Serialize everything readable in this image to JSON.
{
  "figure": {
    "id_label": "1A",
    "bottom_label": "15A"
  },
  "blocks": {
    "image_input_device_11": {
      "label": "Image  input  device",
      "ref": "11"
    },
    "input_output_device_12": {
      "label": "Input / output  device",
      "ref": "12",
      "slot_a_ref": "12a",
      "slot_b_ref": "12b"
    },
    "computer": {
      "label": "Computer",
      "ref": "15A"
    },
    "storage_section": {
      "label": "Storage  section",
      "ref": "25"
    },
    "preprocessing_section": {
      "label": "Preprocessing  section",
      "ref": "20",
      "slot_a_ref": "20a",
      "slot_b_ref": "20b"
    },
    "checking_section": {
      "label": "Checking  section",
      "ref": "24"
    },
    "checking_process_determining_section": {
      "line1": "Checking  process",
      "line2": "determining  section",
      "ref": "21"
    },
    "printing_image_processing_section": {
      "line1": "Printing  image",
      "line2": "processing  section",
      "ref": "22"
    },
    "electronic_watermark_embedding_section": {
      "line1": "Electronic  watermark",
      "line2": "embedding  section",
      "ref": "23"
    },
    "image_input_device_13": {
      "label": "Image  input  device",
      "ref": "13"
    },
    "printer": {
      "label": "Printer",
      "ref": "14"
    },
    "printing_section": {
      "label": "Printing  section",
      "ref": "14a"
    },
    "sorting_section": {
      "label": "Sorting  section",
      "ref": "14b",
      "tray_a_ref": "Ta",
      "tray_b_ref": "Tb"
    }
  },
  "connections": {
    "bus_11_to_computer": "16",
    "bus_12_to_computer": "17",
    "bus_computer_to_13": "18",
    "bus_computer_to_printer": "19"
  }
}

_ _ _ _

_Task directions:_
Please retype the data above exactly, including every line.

_Response below:_
Serialize everything readable in this image to JSON.
{
  "figure": {
    "id_label": "1A",
    "bottom_label": "15A"
  },
  "blocks": {
    "image_input_device_11": {
      "label": "Image  input  device",
      "ref": "11"
    },
    "input_output_device_12": {
      "label": "Input / output  device",
      "ref": "12",
      "slot_a_ref": "12a",
      "slot_b_ref": "12b"
    },
    "computer": {
      "label": "Computer",
      "ref": "15A"
    },
    "storage_section": {
      "label": "Storage  section",
      "ref": "25"
    },
    "preprocessing_section": {
      "label": "Preprocessing  section",
      "ref": "20",
      "slot_a_ref": "20a",
      "slot_b_ref": "20b"
    },
    "checking_section": {
      "label": "Checking  section",
      "ref": "24"
    },
    "checking_process_determining_section": {
      "line1": "Checking  process",
      "line2": "determining  section",
      "ref": "21"
    },
    "printing_image_processing_section": {
      "line1": "Printing  image",
      "line2": "processing  section",
      "ref": "22"
    },
    "electronic_watermark_embedding_section": {
      "line1": "Electronic  watermark",
      "line2": "embedding  section",
      "ref": "23"
    },
    "image_input_device_13": {
      "label": "Image  input  device",
      "ref": "13"
    },
    "printer": {
      "label": "Printer",
      "ref": "14"
    },
    "printing_section": {
      "label": "Printing  section",
      "ref": "14a"
    },
    "sorting_section": {
      "label": "Sorting  section",
      "ref": "14b",
      "tray_a_ref": "Ta",
      "tray_b_ref": "Tb"
    }
  },
  "connections": {
    "bus_11_to_computer": "16",
    "bus_12_to_computer": "17",
    "bus_computer_to_13": "18",
    "bus_computer_to_printer": "19"
  }
}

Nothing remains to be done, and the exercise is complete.